ANTONY: I had a more aggressive, military approach in those days. I was inspired by Diamanda Galas's cutthroat approach to emotional communication. When I went to one of her shows, I literally felt my asshole getting ripped out. Her music went right through me like knives. I thought that maybe I could do something like that, but with a certain tenderness, a feeling that wasn't as much about rage as it was about grief.
LOU: It takes enormous talent to communicate emotion like that.
ANTONY: I wouldn't cry but I would hold the tears inside myself. I really tried to manipulate the crowd. Since then, I've tried to work more from my internal reality. Much of my material is borne from isolation and my desire to move beyond it. I like to think of my work as a type of soul music not so much in style, but in essence.
LOU: Certain soul music just kills me to this day.
ANTONY: I can't stop listening to Otis Redding at the moment. I'm totally obsessed with him.
LOU: The first time I put on Ray Charles' "What I Say" I started crying the minute it began. What a freeing experience. Thank God for music that shows you that there are other forms of life out there besides white-bread suburbia.
ANTONY: I feel the same way. I heard Ray Charles's cover of "Yesterday" toward the end of high school, and it changed my life.

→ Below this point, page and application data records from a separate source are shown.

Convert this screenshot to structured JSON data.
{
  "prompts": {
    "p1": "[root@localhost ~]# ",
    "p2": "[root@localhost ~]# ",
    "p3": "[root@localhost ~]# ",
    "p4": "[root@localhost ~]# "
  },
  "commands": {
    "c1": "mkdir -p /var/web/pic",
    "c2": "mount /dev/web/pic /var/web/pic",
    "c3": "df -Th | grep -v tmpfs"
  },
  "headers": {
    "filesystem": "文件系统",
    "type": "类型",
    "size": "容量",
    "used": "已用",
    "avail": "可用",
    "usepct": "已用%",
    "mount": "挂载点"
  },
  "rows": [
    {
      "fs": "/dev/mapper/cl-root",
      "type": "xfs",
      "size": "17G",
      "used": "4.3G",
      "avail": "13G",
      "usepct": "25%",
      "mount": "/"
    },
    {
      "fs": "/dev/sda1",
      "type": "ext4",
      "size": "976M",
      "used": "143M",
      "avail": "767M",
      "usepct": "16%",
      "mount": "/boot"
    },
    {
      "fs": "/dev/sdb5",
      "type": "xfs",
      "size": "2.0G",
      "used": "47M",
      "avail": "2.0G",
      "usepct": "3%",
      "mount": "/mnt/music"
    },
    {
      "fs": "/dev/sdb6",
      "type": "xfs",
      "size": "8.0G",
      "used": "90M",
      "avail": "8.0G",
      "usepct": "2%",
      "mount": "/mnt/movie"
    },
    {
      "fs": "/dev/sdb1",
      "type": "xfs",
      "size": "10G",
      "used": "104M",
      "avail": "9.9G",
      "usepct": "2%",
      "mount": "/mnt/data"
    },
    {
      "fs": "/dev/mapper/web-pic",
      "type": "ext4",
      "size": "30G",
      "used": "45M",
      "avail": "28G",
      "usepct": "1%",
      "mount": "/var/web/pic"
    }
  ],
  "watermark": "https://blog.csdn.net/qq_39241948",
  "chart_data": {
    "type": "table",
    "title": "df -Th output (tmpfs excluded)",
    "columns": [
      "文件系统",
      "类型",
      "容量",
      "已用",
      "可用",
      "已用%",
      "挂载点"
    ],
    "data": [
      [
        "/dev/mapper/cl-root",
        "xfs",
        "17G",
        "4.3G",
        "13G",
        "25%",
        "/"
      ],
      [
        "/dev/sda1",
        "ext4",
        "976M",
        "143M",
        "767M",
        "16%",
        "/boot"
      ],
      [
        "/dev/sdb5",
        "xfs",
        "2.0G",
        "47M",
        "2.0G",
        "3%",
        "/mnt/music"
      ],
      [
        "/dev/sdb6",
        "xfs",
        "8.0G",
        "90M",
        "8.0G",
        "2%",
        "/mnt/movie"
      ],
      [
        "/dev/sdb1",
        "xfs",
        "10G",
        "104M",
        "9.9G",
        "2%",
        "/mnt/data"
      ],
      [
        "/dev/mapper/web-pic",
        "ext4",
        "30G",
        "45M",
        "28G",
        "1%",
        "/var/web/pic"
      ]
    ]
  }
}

LOU: Certain music can knock your socks off if it's consistently emotional, every last bit of it. You deal in emotions, as do I. I admire that about you. It's hard to do and very hard to do song after song. When we tour, I think we're going to have a very emotional show.